If your in the western US then 99% chance itís a Siberian elm and not Chinese. People call it Chinese but itís not. Easy to tell the difference. Siberian elm when it is full grown has fissured bark of brown to dark grey. Chinese elm has pale smooth bark that looks like sycamore. Siberian elm is a great bow wood. As fast a bow as any top wood. I only use young trees using the natural rounded back. That is the best design for this wood and a flat belly.

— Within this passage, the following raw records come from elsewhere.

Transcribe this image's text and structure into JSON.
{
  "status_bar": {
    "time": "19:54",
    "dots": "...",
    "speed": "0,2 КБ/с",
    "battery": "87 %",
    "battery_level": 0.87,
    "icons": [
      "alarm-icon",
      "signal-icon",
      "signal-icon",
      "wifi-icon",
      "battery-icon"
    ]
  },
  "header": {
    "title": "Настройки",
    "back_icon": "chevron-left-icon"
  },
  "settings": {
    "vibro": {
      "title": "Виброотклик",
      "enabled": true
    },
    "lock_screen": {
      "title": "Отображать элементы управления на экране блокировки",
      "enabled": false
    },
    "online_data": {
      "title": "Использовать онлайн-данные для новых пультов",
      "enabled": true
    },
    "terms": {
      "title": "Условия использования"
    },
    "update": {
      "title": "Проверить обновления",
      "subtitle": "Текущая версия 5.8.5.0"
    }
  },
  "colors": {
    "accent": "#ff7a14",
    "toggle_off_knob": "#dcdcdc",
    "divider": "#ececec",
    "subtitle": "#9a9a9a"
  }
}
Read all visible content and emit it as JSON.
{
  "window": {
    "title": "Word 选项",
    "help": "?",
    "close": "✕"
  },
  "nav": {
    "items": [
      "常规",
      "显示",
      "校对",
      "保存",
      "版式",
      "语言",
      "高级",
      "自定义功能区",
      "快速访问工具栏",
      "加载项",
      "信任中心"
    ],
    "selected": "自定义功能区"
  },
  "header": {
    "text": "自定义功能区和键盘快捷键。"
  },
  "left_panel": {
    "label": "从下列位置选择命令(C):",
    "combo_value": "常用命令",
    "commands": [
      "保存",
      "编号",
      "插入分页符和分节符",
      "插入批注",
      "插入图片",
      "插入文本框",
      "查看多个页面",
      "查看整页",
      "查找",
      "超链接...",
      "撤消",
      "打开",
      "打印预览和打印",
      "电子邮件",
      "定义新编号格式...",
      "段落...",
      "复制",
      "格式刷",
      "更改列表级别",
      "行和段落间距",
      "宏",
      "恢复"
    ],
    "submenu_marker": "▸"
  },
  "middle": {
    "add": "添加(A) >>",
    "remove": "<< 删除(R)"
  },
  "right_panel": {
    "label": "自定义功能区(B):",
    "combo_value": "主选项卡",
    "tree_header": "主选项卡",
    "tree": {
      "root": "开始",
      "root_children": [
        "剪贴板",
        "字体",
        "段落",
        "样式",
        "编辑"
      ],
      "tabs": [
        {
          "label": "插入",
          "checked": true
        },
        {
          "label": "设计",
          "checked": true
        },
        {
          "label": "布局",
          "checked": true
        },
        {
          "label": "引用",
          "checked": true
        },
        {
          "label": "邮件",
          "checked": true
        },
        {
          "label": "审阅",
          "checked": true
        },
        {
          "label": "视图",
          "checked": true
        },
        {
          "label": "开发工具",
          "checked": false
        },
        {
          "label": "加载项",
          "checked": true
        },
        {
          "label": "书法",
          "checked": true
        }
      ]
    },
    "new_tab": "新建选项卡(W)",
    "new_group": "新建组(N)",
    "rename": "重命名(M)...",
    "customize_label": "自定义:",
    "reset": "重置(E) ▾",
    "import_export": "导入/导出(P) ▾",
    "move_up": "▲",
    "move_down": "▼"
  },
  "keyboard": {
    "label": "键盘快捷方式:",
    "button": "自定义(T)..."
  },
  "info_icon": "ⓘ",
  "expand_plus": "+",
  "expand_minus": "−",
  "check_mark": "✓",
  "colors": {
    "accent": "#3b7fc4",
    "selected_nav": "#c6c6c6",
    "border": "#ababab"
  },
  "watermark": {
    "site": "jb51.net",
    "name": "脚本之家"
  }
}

It is much stronger in tension so the natural crowned back works that tension wood. It was also used as a core wood in Mongolian composite bows at least 800 years ago

Very cool. Though not native in the U.S., Siberian Elms are not considered invasive because the generally won't out-compete native trees. I was able to purchase 10 Siberian Elm rootstocks for $25 from a catalog. They grow very fast. One of them was in a very wet area and it died, so I have cut it into three 6-foot logs about 5" round. They have lots of little branches though.

Offline PatM

  • Member
  • Posts: 6,086
Re: Chinese elm?
« Reply #18 on: November 28, 2019, 11:47:01 am »
Siberian Elm was planted very extensively to establish shelter belts and it hybridizes with native Red Elm.  It was also extensively crossed deliberately and cultivars were developed from those crossed specimens.

  Trees that can't readily be placed as a species may be those crosses.

Offline loefflerchuck

  • Member
  • Posts: 1,038
    • www.heartwoodbows.com
Re: Chinese elm?
« Reply #19 on: November 28, 2019, 11:58:22 am »
Pat, I wonder if our Siberianís out west are more pure. as far as I know there are no elms native from the Rocky Mountains to the pacific.

Offline JonW

  • Member
  • Posts: 1,906
Re: Chinese elm?
« Reply #20 on: November 28, 2019, 04:54:38 pm »
Chuck I have used trees up to 10" in diameter. Seem to be as good as the smaller ones. I like Siberian for bows.

Offline PatM

  • Member
  • Posts: 6,086
Re: Chinese elm?
« Reply #21 on: November 28, 2019, 06:59:05 pm »
Pat, I wonder if our Siberianís out west are more pure. as far as I know there are no elms native from the Rocky Mountains to the pacific.

Yeah, unless a hybrid was planted it doesn't seem like there's anything there.

Online DC

  • Member
  • Posts: 9,823
Re: Chinese elm?
« Reply #22 on: November 28, 2019, 07:35:36 pm »
Chinese Elm is very popular as a bonsai because of it's tiny leaves and fine twigs. The hybrids may not have such small leaves. Might be a way of distinguishing.
Vancouver Island
If you don't have any questions you must not be paying attention.


Offline Badger

  • Member
  • Posts: 7,757
Re: Chinese elm?
« Reply #24 on: November 28, 2019, 10:44:35 pm »
 Chinese elm seed pods cover the ground this time of year. For some reason hundreds of them will sprout in my fire pit and any potted plants I have around will also be invaded.

Limbit

  • Guest
Re: Chinese elm?
« Reply #25 on: November 29, 2019, 02:06:32 am »
Chinese elm is an excellent bow wood, if that is actually what it is. It is pretty difficult to ID since many trees look somewhat similar. Zelkova is nearly identical. However, Zelcova is also a great bow wood, so no loss there.

Offline MattZA

  • Member
  • Posts: 191
  • Formerly MattTheClueless
Re: Chinese elm?
« Reply #26 on: November 29, 2019, 03:36:45 am »
Just a shot in the dark, but no chance he's perhaps getting it wrong and it's actually a Chinaberry?

In that case I think a Chinaberry will make a bow if you use a wide stave and dry it properly. Sapwood is very springy in tension, but seems awful in compression. I can't comment on the heartwood, though.
Unprofessional bowyer. Johannesburg, South Africa.

Offline paulc

  • Member
  • Posts: 410
Re: Chinese elm?
« Reply #27 on: November 29, 2019, 07:09:35 pm »
Here are the bark and leaves...thanks so much for your help.

Paul

Offline loefflerchuck

  • Member
  • Posts: 1,038
    • www.heartwoodbows.com
Re: Chinese elm?
« Reply #28 on: November 29, 2019, 07:16:37 pm »
That is Chinese elm. Where do you live? Sounds like there is Chinese elm in Steveís(badger) part of california too.

Offline paulc

  • Member
  • Posts: 410
Re: Chinese elm?
« Reply #29 on: November 29, 2019, 07:25:33 pm »
Savannah, GA